If you don’t want to purchase all new cookware, you can use an induction disk between your non-magnetic pan and your induction cooktop. However, this method is much less efficient because your pan is being heated like it would on any other non-induction stove.
Double ovens are the perfect tool for cooking multiple dishes requiring different temperatures at the same time. Whether or not you need one really depends on your style of cooking.
How often do you cook large suppers or entertain guests for dinner? A double oven can remove limits on your menu now that you can cook more dishes at one time. However, the addition of a second oven means there’s no room for a storage drawer, and often only one of the ovens has convection.
If you find that you cook big dinners only once or twice a year and you can easily manage preparing multiple dishes, then a single oven is probably a good fit for you.
In a convection oven, fans circulate hot air so heat is distributed more evenly and food receives the same amount of heat no matter where it is in the oven. Convection reduces cooking time and produces more uniform cooking results than non-convection ovens.
Convention ovens are great for cooking some types of food, but not others since they produce a very dry heat. If you’re doing any kind of roasting or making pies or cookies, then a convection oven will get the job done right. Breads and cakes, however, do much better in a traditional oven since the stationary air is more humid than in a convection oven.
Self-clean cycles increase the temperature of your oven upwards of 1000 degrees to turn any food particles and spills into ash, cleaning cooked-on spills without the use of harsh chemicals. Once the stove has cooled down, you need to wipe away the ash left behind. Now your oven is clean without too much elbow grease involved.
However, the high temperatures that make self-clean cycles work can also be damaging to your oven. Because it’s difficult to vent heat from hidden heating elements and keep air circulating at the same time, fuses can pop and control panels can burn out.
A good alternative to the high-heat self-clean feature is an easy-clean or quick-clean cycle. For this cycle, you spray the inside of your oven with water and set the cycle. During a period of 10 to 30 minutes, the oven heats up (to a lower temperature than the normal self-clean cycle) to create steam that helps release spills and food particles from the interior – just like when cleaning a microwave. Then you can wipe away the mess once the stove is cool.
To give you the flexibility you need in the kitchen, manufacturers often feature a special burner on the cooktop. On electric ranges, this may be an expandable burner that lets you choose the element size that best matches the pot’s diameter.
There are also bridge elements: this element spans two burners to accommodate a griddle or other oblong cookware. For gas cooktops, there may be an oval burner that accommodates this same type of cookware.
When it’s not being used to store cookie sheets, your stove’s drawer can be used as a place to keep food hot. Some range models come equipped with this warming drawer, while others have the traditional storage drawer.
Many electric ranges also have a warming element.
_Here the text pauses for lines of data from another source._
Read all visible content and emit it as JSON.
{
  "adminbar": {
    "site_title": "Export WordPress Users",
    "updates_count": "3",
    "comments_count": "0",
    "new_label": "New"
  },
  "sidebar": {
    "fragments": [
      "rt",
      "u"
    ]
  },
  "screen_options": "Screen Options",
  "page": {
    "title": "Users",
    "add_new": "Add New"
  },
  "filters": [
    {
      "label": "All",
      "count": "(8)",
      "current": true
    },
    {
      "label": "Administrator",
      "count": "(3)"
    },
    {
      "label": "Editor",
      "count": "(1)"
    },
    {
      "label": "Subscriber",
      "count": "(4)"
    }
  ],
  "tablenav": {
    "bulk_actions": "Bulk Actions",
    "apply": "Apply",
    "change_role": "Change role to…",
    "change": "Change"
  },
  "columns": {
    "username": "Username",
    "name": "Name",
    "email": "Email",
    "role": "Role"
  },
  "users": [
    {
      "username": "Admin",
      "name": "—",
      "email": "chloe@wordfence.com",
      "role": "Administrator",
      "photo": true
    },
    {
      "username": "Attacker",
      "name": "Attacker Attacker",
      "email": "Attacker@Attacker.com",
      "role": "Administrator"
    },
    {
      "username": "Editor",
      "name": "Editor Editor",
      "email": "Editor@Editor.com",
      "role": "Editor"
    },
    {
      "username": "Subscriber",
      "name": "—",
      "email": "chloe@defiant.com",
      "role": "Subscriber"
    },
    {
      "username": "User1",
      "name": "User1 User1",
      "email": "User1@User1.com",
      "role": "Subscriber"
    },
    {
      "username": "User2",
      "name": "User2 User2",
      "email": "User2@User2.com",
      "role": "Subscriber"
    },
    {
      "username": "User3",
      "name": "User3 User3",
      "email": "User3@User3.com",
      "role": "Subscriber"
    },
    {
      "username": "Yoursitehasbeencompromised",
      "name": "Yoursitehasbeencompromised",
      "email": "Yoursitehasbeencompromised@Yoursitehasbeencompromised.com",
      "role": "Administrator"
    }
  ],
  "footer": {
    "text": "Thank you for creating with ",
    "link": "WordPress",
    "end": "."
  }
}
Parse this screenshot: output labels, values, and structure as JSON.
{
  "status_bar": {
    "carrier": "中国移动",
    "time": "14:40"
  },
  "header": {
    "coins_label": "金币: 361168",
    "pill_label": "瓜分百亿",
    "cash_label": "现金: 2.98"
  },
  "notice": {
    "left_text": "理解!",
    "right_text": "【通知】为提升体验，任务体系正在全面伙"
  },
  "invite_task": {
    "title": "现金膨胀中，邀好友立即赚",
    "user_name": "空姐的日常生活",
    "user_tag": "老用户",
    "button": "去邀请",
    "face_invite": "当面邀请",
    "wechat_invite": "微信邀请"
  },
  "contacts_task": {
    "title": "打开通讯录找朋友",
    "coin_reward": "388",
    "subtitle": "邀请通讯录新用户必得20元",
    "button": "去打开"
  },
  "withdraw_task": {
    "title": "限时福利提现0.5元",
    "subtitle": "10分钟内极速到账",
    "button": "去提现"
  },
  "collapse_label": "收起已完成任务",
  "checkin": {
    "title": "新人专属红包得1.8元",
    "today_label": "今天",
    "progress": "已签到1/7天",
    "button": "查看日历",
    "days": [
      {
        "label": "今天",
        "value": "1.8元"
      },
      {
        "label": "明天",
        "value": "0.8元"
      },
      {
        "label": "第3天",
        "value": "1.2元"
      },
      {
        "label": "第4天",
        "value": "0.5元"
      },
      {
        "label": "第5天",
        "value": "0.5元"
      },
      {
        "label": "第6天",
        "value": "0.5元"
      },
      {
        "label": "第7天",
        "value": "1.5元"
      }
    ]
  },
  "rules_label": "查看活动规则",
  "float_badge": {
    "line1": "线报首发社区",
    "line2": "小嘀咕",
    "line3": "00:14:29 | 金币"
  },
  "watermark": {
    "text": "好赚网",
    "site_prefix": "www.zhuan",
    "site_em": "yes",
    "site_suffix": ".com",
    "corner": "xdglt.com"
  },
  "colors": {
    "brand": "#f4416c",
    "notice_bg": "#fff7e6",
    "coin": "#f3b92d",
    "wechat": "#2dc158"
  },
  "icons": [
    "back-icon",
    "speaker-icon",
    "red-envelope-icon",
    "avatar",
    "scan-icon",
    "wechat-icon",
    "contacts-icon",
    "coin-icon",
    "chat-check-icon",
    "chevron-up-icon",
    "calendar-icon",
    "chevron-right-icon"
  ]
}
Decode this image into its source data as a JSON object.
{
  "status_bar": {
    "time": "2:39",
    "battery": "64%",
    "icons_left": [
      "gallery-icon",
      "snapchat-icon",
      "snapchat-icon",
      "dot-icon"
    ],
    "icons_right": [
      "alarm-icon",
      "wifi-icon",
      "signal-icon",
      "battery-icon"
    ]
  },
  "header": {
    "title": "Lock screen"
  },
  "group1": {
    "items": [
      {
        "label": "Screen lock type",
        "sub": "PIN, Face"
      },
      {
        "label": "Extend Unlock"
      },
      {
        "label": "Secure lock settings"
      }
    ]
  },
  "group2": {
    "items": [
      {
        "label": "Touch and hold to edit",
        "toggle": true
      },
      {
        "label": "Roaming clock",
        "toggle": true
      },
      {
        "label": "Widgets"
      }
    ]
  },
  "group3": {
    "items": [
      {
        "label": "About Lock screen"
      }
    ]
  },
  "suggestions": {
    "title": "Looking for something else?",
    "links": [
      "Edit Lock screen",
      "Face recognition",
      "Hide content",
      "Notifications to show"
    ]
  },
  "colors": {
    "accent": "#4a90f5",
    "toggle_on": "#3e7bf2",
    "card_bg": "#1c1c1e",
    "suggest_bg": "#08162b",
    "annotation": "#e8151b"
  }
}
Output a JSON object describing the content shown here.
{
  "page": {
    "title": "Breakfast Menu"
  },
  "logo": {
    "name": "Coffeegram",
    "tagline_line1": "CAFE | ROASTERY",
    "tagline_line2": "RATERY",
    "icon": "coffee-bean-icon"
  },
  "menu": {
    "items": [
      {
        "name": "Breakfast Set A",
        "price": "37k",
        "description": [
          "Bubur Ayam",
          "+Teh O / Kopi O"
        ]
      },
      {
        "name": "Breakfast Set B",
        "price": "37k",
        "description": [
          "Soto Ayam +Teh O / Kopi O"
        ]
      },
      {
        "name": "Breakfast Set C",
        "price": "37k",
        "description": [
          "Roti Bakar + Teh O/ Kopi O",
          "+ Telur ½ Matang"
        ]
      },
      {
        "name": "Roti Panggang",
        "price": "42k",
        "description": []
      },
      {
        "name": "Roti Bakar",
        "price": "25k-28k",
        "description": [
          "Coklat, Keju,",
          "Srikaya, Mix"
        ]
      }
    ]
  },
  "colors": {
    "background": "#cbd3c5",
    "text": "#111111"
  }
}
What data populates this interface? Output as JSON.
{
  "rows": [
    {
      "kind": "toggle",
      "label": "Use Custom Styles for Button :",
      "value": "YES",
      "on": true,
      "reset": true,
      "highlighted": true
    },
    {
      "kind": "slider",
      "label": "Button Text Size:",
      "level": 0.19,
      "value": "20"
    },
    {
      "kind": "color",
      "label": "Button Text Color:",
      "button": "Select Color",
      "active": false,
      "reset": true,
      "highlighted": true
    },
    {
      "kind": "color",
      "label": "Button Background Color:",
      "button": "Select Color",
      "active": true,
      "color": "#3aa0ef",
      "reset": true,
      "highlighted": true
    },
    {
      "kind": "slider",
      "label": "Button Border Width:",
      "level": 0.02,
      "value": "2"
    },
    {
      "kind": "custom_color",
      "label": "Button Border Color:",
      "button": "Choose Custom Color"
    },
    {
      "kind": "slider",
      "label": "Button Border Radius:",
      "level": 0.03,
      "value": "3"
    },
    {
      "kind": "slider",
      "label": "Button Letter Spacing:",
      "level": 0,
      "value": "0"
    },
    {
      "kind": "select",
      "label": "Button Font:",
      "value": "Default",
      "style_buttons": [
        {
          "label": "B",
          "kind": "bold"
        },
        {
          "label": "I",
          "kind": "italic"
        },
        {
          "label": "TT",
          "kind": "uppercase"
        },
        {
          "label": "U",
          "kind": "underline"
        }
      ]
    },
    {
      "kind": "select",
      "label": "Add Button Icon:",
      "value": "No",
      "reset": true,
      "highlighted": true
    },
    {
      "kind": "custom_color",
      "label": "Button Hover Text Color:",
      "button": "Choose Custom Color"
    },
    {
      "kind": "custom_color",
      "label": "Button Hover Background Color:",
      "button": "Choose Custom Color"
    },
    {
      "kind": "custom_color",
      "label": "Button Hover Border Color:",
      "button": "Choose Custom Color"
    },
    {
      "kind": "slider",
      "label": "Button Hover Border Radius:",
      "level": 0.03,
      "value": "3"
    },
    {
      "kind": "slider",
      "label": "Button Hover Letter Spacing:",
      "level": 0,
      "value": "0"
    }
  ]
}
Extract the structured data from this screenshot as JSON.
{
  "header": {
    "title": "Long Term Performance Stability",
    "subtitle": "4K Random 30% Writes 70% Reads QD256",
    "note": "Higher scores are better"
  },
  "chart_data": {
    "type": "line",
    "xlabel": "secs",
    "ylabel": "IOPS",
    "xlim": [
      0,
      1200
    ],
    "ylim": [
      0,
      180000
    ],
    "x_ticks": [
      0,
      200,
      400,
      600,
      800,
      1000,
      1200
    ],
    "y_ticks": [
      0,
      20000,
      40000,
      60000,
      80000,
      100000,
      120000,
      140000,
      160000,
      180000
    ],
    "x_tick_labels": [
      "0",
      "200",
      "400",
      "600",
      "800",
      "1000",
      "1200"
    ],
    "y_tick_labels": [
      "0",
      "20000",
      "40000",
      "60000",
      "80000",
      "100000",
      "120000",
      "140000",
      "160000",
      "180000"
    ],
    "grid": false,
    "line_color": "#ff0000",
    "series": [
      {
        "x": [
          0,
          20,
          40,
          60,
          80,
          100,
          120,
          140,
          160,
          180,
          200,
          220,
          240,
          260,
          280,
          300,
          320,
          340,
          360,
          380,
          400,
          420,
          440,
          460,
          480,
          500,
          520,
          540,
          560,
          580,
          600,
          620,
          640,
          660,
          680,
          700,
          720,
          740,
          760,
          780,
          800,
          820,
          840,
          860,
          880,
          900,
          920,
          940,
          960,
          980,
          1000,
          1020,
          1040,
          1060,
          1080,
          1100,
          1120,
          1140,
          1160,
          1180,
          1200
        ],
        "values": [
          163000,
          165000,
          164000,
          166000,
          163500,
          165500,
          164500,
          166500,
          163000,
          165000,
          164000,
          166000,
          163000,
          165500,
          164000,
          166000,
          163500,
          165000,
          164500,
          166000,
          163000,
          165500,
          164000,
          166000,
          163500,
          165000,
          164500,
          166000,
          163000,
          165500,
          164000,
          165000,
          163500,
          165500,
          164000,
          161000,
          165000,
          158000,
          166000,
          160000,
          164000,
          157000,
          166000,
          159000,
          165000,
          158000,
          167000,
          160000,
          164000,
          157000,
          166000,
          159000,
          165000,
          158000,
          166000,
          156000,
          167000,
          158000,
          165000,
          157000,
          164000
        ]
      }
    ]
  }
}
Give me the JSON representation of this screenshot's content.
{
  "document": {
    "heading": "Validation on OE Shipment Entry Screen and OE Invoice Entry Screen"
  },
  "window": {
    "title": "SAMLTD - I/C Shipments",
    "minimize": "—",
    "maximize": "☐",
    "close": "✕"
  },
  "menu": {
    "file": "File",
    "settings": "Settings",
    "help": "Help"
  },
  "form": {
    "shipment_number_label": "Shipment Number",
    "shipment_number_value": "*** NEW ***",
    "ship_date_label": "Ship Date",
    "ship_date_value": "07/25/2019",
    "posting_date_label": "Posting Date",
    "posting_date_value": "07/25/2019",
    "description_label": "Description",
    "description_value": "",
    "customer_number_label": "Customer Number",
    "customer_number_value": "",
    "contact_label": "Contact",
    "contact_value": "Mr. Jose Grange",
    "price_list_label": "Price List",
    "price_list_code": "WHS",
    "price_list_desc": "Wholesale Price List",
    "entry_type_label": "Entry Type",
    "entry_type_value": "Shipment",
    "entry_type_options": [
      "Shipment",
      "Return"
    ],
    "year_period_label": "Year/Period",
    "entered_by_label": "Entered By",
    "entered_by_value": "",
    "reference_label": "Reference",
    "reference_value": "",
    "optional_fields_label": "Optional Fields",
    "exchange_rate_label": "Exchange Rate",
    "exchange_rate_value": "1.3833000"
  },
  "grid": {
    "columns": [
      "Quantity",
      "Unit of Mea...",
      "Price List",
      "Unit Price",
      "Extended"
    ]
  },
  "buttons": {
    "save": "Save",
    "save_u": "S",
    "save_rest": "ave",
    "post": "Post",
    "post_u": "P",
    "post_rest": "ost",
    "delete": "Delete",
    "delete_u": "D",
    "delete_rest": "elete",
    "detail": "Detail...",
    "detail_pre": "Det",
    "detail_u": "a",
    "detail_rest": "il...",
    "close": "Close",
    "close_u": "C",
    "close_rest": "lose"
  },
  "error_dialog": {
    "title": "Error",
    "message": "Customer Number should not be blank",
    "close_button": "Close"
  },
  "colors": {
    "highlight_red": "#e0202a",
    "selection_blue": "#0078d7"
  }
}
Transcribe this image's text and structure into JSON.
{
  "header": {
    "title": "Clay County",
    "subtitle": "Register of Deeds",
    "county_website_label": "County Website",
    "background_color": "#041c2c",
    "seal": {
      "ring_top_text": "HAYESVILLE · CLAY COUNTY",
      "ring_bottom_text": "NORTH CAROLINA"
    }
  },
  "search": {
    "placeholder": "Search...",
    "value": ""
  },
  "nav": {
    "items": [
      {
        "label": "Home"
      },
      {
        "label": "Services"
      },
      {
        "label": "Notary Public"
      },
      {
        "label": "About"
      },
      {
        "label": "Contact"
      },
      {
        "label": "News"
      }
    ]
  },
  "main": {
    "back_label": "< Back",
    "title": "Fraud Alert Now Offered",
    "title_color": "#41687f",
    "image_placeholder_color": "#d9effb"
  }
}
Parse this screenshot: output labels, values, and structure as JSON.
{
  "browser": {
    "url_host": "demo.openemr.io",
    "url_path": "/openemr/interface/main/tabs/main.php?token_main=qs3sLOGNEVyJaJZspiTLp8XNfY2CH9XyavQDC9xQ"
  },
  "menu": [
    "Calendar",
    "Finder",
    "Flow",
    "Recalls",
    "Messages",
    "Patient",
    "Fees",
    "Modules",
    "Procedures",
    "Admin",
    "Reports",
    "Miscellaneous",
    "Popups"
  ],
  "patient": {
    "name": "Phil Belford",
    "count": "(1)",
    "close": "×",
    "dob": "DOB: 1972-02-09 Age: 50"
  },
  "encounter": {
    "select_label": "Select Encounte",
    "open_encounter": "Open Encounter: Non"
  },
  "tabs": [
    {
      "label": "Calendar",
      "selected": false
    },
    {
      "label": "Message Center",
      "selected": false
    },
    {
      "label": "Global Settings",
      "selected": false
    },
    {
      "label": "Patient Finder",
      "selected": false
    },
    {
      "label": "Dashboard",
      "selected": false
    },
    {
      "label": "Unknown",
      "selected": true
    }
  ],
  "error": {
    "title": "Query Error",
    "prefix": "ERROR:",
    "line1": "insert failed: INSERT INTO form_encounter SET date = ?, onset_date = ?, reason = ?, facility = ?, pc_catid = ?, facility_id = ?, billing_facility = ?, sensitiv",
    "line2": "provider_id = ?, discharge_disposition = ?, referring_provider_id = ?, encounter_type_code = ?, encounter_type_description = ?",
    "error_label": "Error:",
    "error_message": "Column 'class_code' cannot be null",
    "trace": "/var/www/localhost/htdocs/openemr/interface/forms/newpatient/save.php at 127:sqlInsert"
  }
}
So if supper is ready before the family is or your spouse is working late, you can leave the pan or plate on this burner to keep dinner toasty warm. These extra functionalities are especially helpful when cooking big suppers.
Absolutely! A range hood is crucial for filtering odours, smoke, grease and hot air out of your kitchen. Without a range hood, your kitchen – and your whole house – would get smoky and smelly really fast.
If you want to kill two birds with one stone, an over-the-range microwave is the perfect combination appliance. This microwave features a fan and filter that will leave you with clean kitchen air.
Find Your Match
When it comes to finding a new range, there are so many features and options that it’s nearly impossible not to find something that suits your needs. Whether you’re looking for an induction stove, a gas range or a sleek, smooth-top model, you can find a wide variety of options at TheBrick.com. When you’re ready to go, The Brick can also help with delivery and installation of your brand new range.